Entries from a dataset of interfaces
*** Block opens ***

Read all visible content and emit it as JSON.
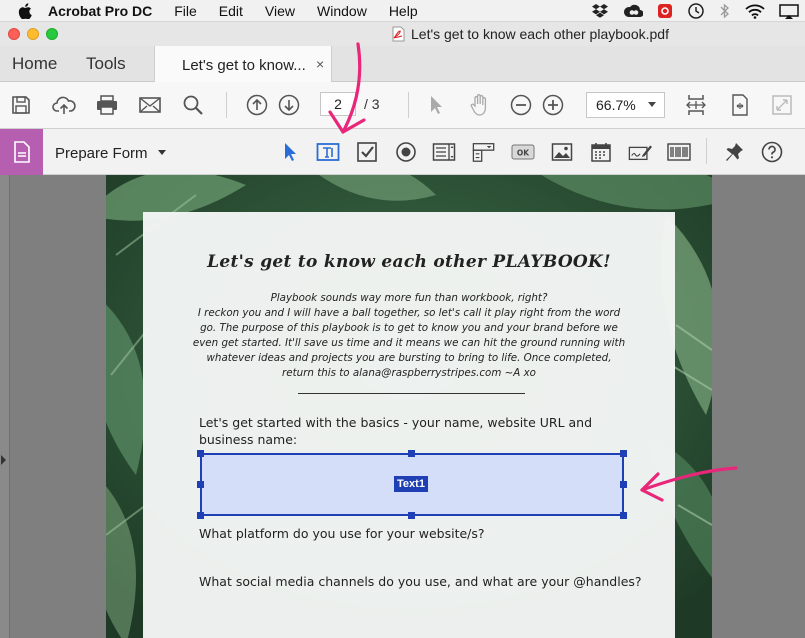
{
  "menubar": {
    "app_name": "Acrobat Pro DC",
    "items": [
      "File",
      "Edit",
      "View",
      "Window",
      "Help"
    ]
  },
  "window": {
    "title": "Let's get to know each other playbook.pdf"
  },
  "tabs": {
    "home": "Home",
    "tools": "Tools",
    "document": "Let's get to know...",
    "close": "×"
  },
  "toolbar": {
    "current_page": "2",
    "page_total": "/ 3",
    "zoom": "66.7%"
  },
  "form_bar": {
    "label": "Prepare Form"
  },
  "document": {
    "title": "Let's get to know each other PLAYBOOK!",
    "intro_lines": [
      "Playbook sounds way more fun than workbook, right?",
      "I reckon you and I will have a ball together, so let's call it play right from the word",
      "go. The purpose of this playbook is to get to know you and your brand before we",
      "even get started. It'll save us time and it means we can hit the ground running with",
      "whatever ideas and projects you are bursting to bring to life. Once completed,",
      "return this to alana@raspberrystripes.com   ~A xo"
    ],
    "question_1_line_1": "Let's get started with the basics - your name, website URL and",
    "question_1_line_2": "business name:",
    "question_2": "What platform do you use for your website/s?",
    "question_3": "What social media channels do you use, and what are your @handles?"
  },
  "form_field": {
    "name": "Text1"
  },
  "colors": {
    "accent_purple": "#b65fb0",
    "field_border": "#1f3fb5",
    "annotation_pink": "#e8277a",
    "tool_blue": "#2b6dd6"
  }
}
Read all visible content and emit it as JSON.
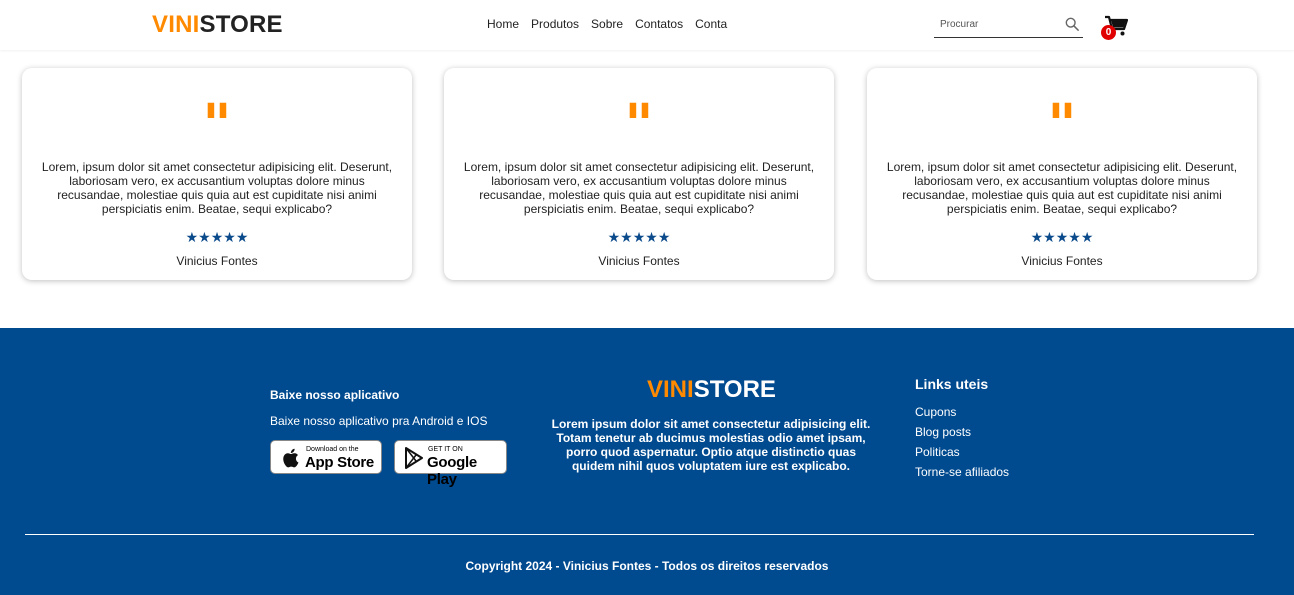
{
  "header": {
    "logo_part1": "VINI",
    "logo_part2": "STORE",
    "nav": [
      "Home",
      "Produtos",
      "Sobre",
      "Contatos",
      "Conta"
    ],
    "search_placeholder": "Procurar",
    "search_icon": "search-icon",
    "cart_icon": "cart-icon",
    "cart_count": "0"
  },
  "testimonials": [
    {
      "quote_mark": "\"",
      "text": "Lorem, ipsum dolor sit amet consectetur adipisicing elit. Deserunt, laboriosam vero, ex accusantium voluptas dolore minus recusandae, molestiae quis quia aut est cupiditate nisi animi perspiciatis enim. Beatae, sequi explicabo?",
      "stars": "★★★★★",
      "rating": 5,
      "author": "Vinicius Fontes"
    },
    {
      "quote_mark": "\"",
      "text": "Lorem, ipsum dolor sit amet consectetur adipisicing elit. Deserunt, laboriosam vero, ex accusantium voluptas dolore minus recusandae, molestiae quis quia aut est cupiditate nisi animi perspiciatis enim. Beatae, sequi explicabo?",
      "stars": "★★★★★",
      "rating": 5,
      "author": "Vinicius Fontes"
    },
    {
      "quote_mark": "\"",
      "text": "Lorem, ipsum dolor sit amet consectetur adipisicing elit. Deserunt, laboriosam vero, ex accusantium voluptas dolore minus recusandae, molestiae quis quia aut est cupiditate nisi animi perspiciatis enim. Beatae, sequi explicabo?",
      "stars": "★★★★★",
      "rating": 5,
      "author": "Vinicius Fontes"
    }
  ],
  "footer": {
    "app_title": "Baixe nosso aplicativo",
    "app_desc": "Baixe nosso aplicativo pra Android e IOS",
    "appstore_small": "Download on the",
    "appstore_big": "App Store",
    "googleplay_small": "GET IT ON",
    "googleplay_big": "Google Play",
    "logo_part1": "VINI",
    "logo_part2": "STORE",
    "description": "Lorem ipsum dolor sit amet consectetur adipisicing elit. Totam tenetur ab ducimus molestias odio amet ipsam, porro quod aspernatur. Optio atque distinctio quas quidem nihil quos voluptatem iure est explicabo.",
    "links_title": "Links uteis",
    "links": [
      "Cupons",
      "Blog posts",
      "Politicas",
      "Torne-se afiliados"
    ],
    "copyright": "Copyright 2024 - Vinicius Fontes - Todos os direitos reservados"
  },
  "colors": {
    "accent": "#ff8a00",
    "footer_bg": "#004a8f",
    "star": "#0b4a8b",
    "badge": "#e00000"
  }
}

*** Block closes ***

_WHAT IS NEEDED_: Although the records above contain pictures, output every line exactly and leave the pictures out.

_COMPLETED TASK_:
Read all visible content and emit it as JSON.
{
  "menubar": {
    "app_name": "Acrobat Pro DC",
    "items": [
      "File",
      "Edit",
      "View",
      "Window",
      "Help"
    ]
  },
  "window": {
    "title": "Let's get to know each other playbook.pdf"
  },
  "tabs": {
    "home": "Home",
    "tools": "Tools",
    "document": "Let's get to know...",
    "close": "×"
  },
  "toolbar": {
    "current_page": "2",
    "page_total": "/ 3",
    "zoom": "66.7%"
  },
  "form_bar": {
    "label": "Prepare Form"
  },
  "document": {
    "title": "Let's get to know each other PLAYBOOK!",
    "intro_lines": [
      "Playbook sounds way more fun than workbook, right?",
      "I reckon you and I will have a ball together, so let's call it play right from the word",
      "go. The purpose of this playbook is to get to know you and your brand before we",
      "even get started. It'll save us time and it means we can hit the ground running with",
      "whatever ideas and projects you are bursting to bring to life. Once completed,",
      "return this to alana@raspberrystripes.com   ~A xo"
    ],
    "question_1_line_1": "Let's get started with the basics - your name, website URL and",
    "question_1_line_2": "business name:",
    "question_2": "What platform do you use for your website/s?",
    "question_3": "What social media channels do you use, and what are your @handles?"
  },
  "form_field": {
    "name": "Text1"
  },
  "colors": {
    "accent_purple": "#b65fb0",
    "field_border": "#1f3fb5",
    "annotation_pink": "#e8277a",
    "tool_blue": "#2b6dd6"
  }
}
Read all visible content and emit it as JSON.
{
  "header": {
    "logo_part1": "VINI",
    "logo_part2": "STORE",
    "nav": [
      "Home",
      "Produtos",
      "Sobre",
      "Contatos",
      "Conta"
    ],
    "search_placeholder": "Procurar",
    "search_icon": "search-icon",
    "cart_icon": "cart-icon",
    "cart_count": "0"
  },
  "testimonials": [
    {
      "quote_mark": "\"",
      "text": "Lorem, ipsum dolor sit amet consectetur adipisicing elit. Deserunt, laboriosam vero, ex accusantium voluptas dolore minus recusandae, molestiae quis quia aut est cupiditate nisi animi perspiciatis enim. Beatae, sequi explicabo?",
      "stars": "★★★★★",
      "rating": 5,
      "author": "Vinicius Fontes"
    },
    {
      "quote_mark": "\"",
      "text": "Lorem, ipsum dolor sit amet consectetur adipisicing elit. Deserunt, laboriosam vero, ex accusantium voluptas dolore minus recusandae, molestiae quis quia aut est cupiditate nisi animi perspiciatis enim. Beatae, sequi explicabo?",
      "stars": "★★★★★",
      "rating": 5,
      "author": "Vinicius Fontes"
    },
    {
      "quote_mark": "\"",
      "text": "Lorem, ipsum dolor sit amet consectetur adipisicing elit. Deserunt, laboriosam vero, ex accusantium voluptas dolore minus recusandae, molestiae quis quia aut est cupiditate nisi animi perspiciatis enim. Beatae, sequi explicabo?",
      "stars": "★★★★★",
      "rating": 5,
      "author": "Vinicius Fontes"
    }
  ],
  "footer": {
    "app_title": "Baixe nosso aplicativo",
    "app_desc": "Baixe nosso aplicativo pra Android e IOS",
    "appstore_small": "Download on the",
    "appstore_big": "App Store",
    "googleplay_small": "GET IT ON",
    "googleplay_big": "Google Play",
    "logo_part1": "VINI",
    "logo_part2": "STORE",
    "description": "Lorem ipsum dolor sit amet consectetur adipisicing elit. Totam tenetur ab ducimus molestias odio amet ipsam, porro quod aspernatur. Optio atque distinctio quas quidem nihil quos voluptatem iure est explicabo.",
    "links_title": "Links uteis",
    "links": [
      "Cupons",
      "Blog posts",
      "Politicas",
      "Torne-se afiliados"
    ],
    "copyright": "Copyright 2024 - Vinicius Fontes - Todos os direitos reservados"
  },
  "colors": {
    "accent": "#ff8a00",
    "footer_bg": "#004a8f",
    "star": "#0b4a8b",
    "badge": "#e00000"
  }
}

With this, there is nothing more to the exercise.